7. The history.
I once told a very senior, worldly Hungarian-American journalist that I’d written a summary of Hungarian history in less than 200 words. He didn’t believe me. Until I read him this:
“Back in 896, seven very large men (judging by the size of their statues on Heroes’ Square) galloped into this part of the world and claimed it. Their descendant István was crowned King of Hungary in 1000. The country’s history after that goes like this: it was overrun, occupied and oppressed by the Mongols and the Turks, then the Habsburgs, Germans and the Soviets. The Hungarians mounted revolutions in 1848 and 1956, to no avail, but secretly opened their borders in 1989, helping speed the fall of communism.
Hungarians speak a language unlike any other, often cited as the most difficult in the world. They’re a meat-eating and wine-drinking nation (as opposed to their beer-centric northern neighbors), both Mediterranean and melancholy of temperament. Even the national anthem pleads for liberation from the long streak of bad luck.
Hungarians have stuck together in good times and bad, retaining an unshakable pride. It only takes a glance at the beauty of Budapest to see that, in the face of adversity, they have achieved greatness.”

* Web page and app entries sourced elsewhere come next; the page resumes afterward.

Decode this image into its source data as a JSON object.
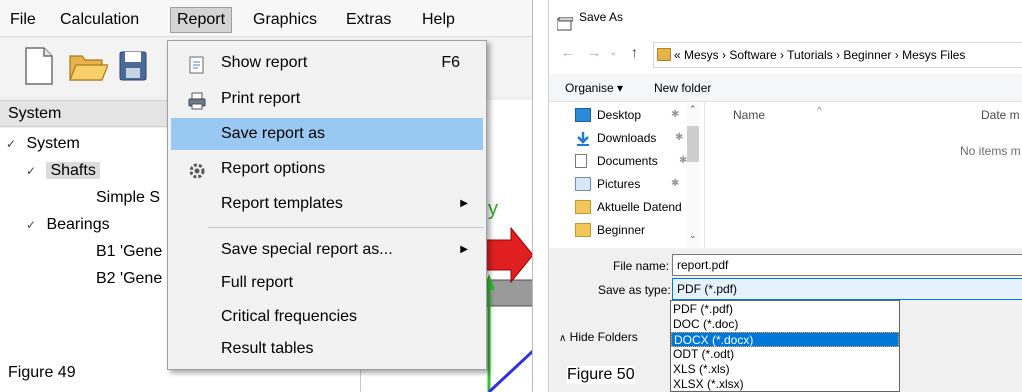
{
  "left": {
    "menubar": [
      "File",
      "Calculation",
      "Report",
      "Graphics",
      "Extras",
      "Help"
    ],
    "system_header": "System",
    "tree": {
      "root": "System",
      "shafts": "Shafts",
      "shaft_child": "Simple S",
      "bearings": "Bearings",
      "bearing_1": "B1 'Gene",
      "bearing_2": "B2 'Gene"
    },
    "canvas_label": "y",
    "menu": {
      "show_report": "Show report",
      "show_report_shortcut": "F6",
      "print_report": "Print report",
      "save_report_as": "Save report as",
      "report_options": "Report options",
      "report_templates": "Report templates",
      "save_special": "Save special report as...",
      "full_report": "Full report",
      "critical_frequencies": "Critical frequencies",
      "result_tables": "Result tables"
    },
    "figure_label": "Figure 49"
  },
  "right": {
    "title": "Save As",
    "breadcrumb": "« Mesys › Software › Tutorials › Beginner › Mesys Files",
    "organise": "Organise ▾",
    "new_folder": "New folder",
    "nav_items": [
      "Desktop",
      "Downloads",
      "Documents",
      "Pictures",
      "Aktuelle Datend",
      "Beginner"
    ],
    "column_name": "Name",
    "column_date": "Date m",
    "empty_text": "No items m",
    "file_name_label": "File name:",
    "file_name_value": "report.pdf",
    "save_type_label": "Save as type:",
    "save_type_value": "PDF (*.pdf)",
    "type_options": [
      "PDF (*.pdf)",
      "DOC (*.doc)",
      "DOCX (*.docx)",
      "ODT (*.odt)",
      "XLS (*.xls)",
      "XLSX (*.xlsx)"
    ],
    "selected_option_index": 2,
    "hide_folders": "Hide Folders",
    "figure_label": "Figure 50"
  }
}
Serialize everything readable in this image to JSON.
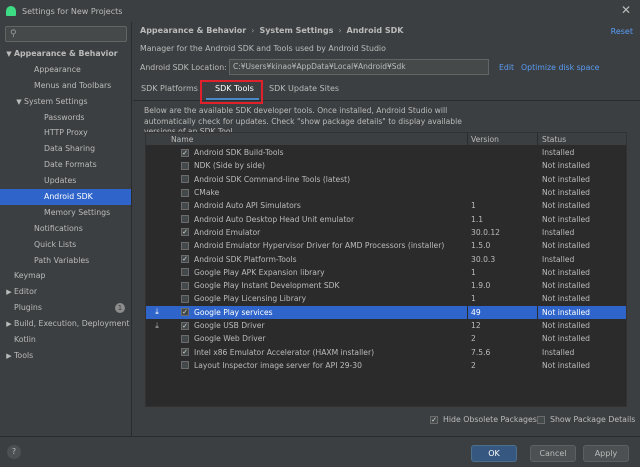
{
  "window": {
    "title": "Settings for New Projects"
  },
  "sidebar": {
    "search_placeholder": "",
    "items": [
      {
        "label": "Appearance & Behavior",
        "arrow": "▼",
        "indent": 0,
        "bold": true
      },
      {
        "label": "Appearance",
        "arrow": "",
        "indent": 2
      },
      {
        "label": "Menus and Toolbars",
        "arrow": "",
        "indent": 2
      },
      {
        "label": "System Settings",
        "arrow": "▼",
        "indent": 1
      },
      {
        "label": "Passwords",
        "arrow": "",
        "indent": 3
      },
      {
        "label": "HTTP Proxy",
        "arrow": "",
        "indent": 3
      },
      {
        "label": "Data Sharing",
        "arrow": "",
        "indent": 3
      },
      {
        "label": "Date Formats",
        "arrow": "",
        "indent": 3
      },
      {
        "label": "Updates",
        "arrow": "",
        "indent": 3
      },
      {
        "label": "Android SDK",
        "arrow": "",
        "indent": 3,
        "selected": true
      },
      {
        "label": "Memory Settings",
        "arrow": "",
        "indent": 3
      },
      {
        "label": "Notifications",
        "arrow": "",
        "indent": 2
      },
      {
        "label": "Quick Lists",
        "arrow": "",
        "indent": 2
      },
      {
        "label": "Path Variables",
        "arrow": "",
        "indent": 2
      },
      {
        "label": "Keymap",
        "arrow": "",
        "indent": 0
      },
      {
        "label": "Editor",
        "arrow": "▶",
        "indent": 0
      },
      {
        "label": "Plugins",
        "arrow": "",
        "indent": 0,
        "badge": "1"
      },
      {
        "label": "Build, Execution, Deployment",
        "arrow": "▶",
        "indent": 0
      },
      {
        "label": "Kotlin",
        "arrow": "",
        "indent": 0
      },
      {
        "label": "Tools",
        "arrow": "▶",
        "indent": 0
      }
    ]
  },
  "header": {
    "breadcrumb": [
      "Appearance & Behavior",
      "System Settings",
      "Android SDK"
    ],
    "reset_label": "Reset",
    "description": "Manager for the Android SDK and Tools used by Android Studio",
    "location_label": "Android SDK Location:",
    "location_value": "C:¥Users¥kinao¥AppData¥Local¥Android¥Sdk",
    "edit_label": "Edit",
    "optimize_label": "Optimize disk space"
  },
  "tabs": [
    "SDK Platforms",
    "SDK Tools",
    "SDK Update Sites"
  ],
  "info_text": "Below are the available SDK developer tools. Once installed, Android Studio will automatically check for updates. Check \"show package details\" to display available versions of an SDK Tool.",
  "table": {
    "columns": [
      "Name",
      "Version",
      "Status"
    ],
    "rows": [
      {
        "name": "Android SDK Build-Tools",
        "version": "",
        "status": "Installed",
        "checked": true,
        "download": false
      },
      {
        "name": "NDK (Side by side)",
        "version": "",
        "status": "Not installed",
        "checked": false,
        "download": false
      },
      {
        "name": "Android SDK Command-line Tools (latest)",
        "version": "",
        "status": "Not installed",
        "checked": false,
        "download": false
      },
      {
        "name": "CMake",
        "version": "",
        "status": "Not installed",
        "checked": false,
        "download": false
      },
      {
        "name": "Android Auto API Simulators",
        "version": "1",
        "status": "Not installed",
        "checked": false,
        "download": false
      },
      {
        "name": "Android Auto Desktop Head Unit emulator",
        "version": "1.1",
        "status": "Not installed",
        "checked": false,
        "download": false
      },
      {
        "name": "Android Emulator",
        "version": "30.0.12",
        "status": "Installed",
        "checked": true,
        "download": false
      },
      {
        "name": "Android Emulator Hypervisor Driver for AMD Processors (installer)",
        "version": "1.5.0",
        "status": "Not installed",
        "checked": false,
        "download": false
      },
      {
        "name": "Android SDK Platform-Tools",
        "version": "30.0.3",
        "status": "Installed",
        "checked": true,
        "download": false
      },
      {
        "name": "Google Play APK Expansion library",
        "version": "1",
        "status": "Not installed",
        "checked": false,
        "download": false
      },
      {
        "name": "Google Play Instant Development SDK",
        "version": "1.9.0",
        "status": "Not installed",
        "checked": false,
        "download": false
      },
      {
        "name": "Google Play Licensing Library",
        "version": "1",
        "status": "Not installed",
        "checked": false,
        "download": false
      },
      {
        "name": "Google Play services",
        "version": "49",
        "status": "Not installed",
        "checked": true,
        "download": true,
        "selected": true
      },
      {
        "name": "Google USB Driver",
        "version": "12",
        "status": "Not installed",
        "checked": true,
        "download": true
      },
      {
        "name": "Google Web Driver",
        "version": "2",
        "status": "Not installed",
        "checked": false,
        "download": false
      },
      {
        "name": "Intel x86 Emulator Accelerator (HAXM installer)",
        "version": "7.5.6",
        "status": "Installed",
        "checked": true,
        "download": false
      },
      {
        "name": "Layout Inspector image server for API 29-30",
        "version": "2",
        "status": "Not installed",
        "checked": false,
        "download": false
      }
    ]
  },
  "options": {
    "hide_obsolete": "Hide Obsolete Packages",
    "show_details": "Show Package Details"
  },
  "buttons": {
    "help": "?",
    "ok": "OK",
    "cancel": "Cancel",
    "apply": "Apply"
  },
  "colors": {
    "selection": "#2f65ca",
    "link": "#589df6",
    "highlight_box": "#e0202a"
  }
}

So, on this March 15th, I hope Hungarians will remember that they have stuck together in good times and bad, and not let their (well-deserved) pride get in the way. I also hope they will achieve greatness once again."